Last season, when Duke played in the Belk Bowl, it was the school’s first bowl appearance in 18 years. This year marks the first time Duke has played in bowl games in back-to-back years.
While traveling on the recruiting trail in the weeks and months after the Belk Bowl, Cutcliffe said he received a lot of positive feedback about the Blue Devil program. He only expects that to be larger by playing in the Chick-fil-A Bowl.
“Everybody is going to tune in to see Johnny Manziel,’’ Cutcliffe said. ‘’…We’re all competitors. This is what you live for. You’re kidding me — Johnny Manziel? That’s how it hits our team. I think that’s good. ... We know it’s a challenge, but you’ve got to be excited about that. We are excited about that challenge.’’

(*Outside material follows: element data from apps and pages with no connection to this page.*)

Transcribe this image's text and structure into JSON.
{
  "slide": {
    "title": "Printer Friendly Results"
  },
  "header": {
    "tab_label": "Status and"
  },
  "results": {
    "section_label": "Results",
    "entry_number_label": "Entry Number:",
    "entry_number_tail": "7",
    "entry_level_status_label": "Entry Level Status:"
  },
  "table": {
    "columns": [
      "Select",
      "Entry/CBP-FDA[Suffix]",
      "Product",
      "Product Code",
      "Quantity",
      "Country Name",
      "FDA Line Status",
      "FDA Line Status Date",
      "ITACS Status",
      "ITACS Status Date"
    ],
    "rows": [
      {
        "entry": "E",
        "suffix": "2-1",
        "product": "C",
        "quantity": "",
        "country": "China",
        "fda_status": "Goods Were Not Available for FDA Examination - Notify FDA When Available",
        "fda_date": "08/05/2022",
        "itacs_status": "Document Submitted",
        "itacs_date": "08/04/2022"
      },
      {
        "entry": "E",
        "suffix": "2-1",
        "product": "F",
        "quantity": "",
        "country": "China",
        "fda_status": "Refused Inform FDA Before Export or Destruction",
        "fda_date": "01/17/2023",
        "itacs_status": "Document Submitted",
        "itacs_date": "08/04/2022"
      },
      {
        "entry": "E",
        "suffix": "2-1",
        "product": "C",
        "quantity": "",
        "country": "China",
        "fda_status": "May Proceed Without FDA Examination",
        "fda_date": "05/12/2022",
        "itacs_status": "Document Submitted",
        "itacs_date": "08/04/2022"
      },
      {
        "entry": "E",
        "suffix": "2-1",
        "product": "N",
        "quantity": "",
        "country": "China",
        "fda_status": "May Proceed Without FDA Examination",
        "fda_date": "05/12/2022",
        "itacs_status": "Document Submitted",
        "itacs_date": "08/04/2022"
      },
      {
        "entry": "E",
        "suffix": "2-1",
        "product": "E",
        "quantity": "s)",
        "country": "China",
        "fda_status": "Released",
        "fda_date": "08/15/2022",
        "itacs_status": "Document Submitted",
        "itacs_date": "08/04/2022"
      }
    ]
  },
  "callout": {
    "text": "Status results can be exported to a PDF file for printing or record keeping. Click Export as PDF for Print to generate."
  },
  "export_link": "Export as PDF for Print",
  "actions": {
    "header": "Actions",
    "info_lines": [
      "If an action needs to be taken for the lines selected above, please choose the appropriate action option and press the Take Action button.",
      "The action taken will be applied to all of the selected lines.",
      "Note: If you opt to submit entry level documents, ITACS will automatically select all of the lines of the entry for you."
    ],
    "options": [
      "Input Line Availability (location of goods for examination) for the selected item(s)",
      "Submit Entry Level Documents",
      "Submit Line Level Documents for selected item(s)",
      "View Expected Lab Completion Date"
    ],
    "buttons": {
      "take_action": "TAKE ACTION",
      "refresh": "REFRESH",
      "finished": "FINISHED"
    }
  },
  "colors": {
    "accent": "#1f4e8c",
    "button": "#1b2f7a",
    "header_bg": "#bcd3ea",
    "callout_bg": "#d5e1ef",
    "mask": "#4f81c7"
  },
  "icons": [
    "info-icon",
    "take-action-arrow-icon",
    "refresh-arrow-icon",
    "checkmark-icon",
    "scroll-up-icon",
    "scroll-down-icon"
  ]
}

The Chick-fil-A Bowl is played in prime time on New Year’s Eve when no other college football games are being played. Last year’s game was viewed by 8.4 million people on ESPN.
“Suffice to say, this game is going to be very highly viewed,” Stokan said.
For a Duke football program emerging from nearly two decades of football malaise, the situation is perfect.
“I don’t think there’s any question that the ratings for this game will be through the roof,” Cutcliffe said. “We’re the only game on television that night. That’s a great opportunity for us.”
While the game is technically sold out, tickets remain available through the participating schools. Each school has an allotment of 18,500 tickets. As of Thursday morning, White said, Duke had sold more than 8,000 tickets, a number that pleased White.
EDWARDS NAMED ALL-AMERICAN
Duke redshirt freshman DeVon Edwards was named to the Walter Camp All-America second team as a kickoff returner, the organization announced Thursday.
Edwards, a 5-9, 185-pound safety, did not take over as Duke’s primary kickoff returner until week five but then averaged an ACC-leading 31.1 yards per kickoff return with two touchdowns returns covering 100 and 99 yards. He has returned 18 kickoffs for 559 yards to rank second nationally in kickoff return average.
Edwards accounted for three touchdowns in Duke’s 38-20 win against N.C. State on Nov. 9, returning two interceptions for scores and a 100-yard kickoff return. His interception returns came on back-to-back plays and covered 25 and 45 yards.
Also a starter at safety, Edwards has logged 55 tackles, three interceptions and six pass breakups in six starts. He has reached double-digit tackles twice and secured the game-winning interception with 13 seconds remaining in Duke’s school-record 10th victory of the year at North Carolina on Nov. 30.
Edwards is the second Duke player to earn All-America honors this season, joining USA Today All-America second team selection Jeremy Cash, also a safety. Edwards is the eight player in Duke head coach David Cutcliffe’s six seasons to receive All-America honors.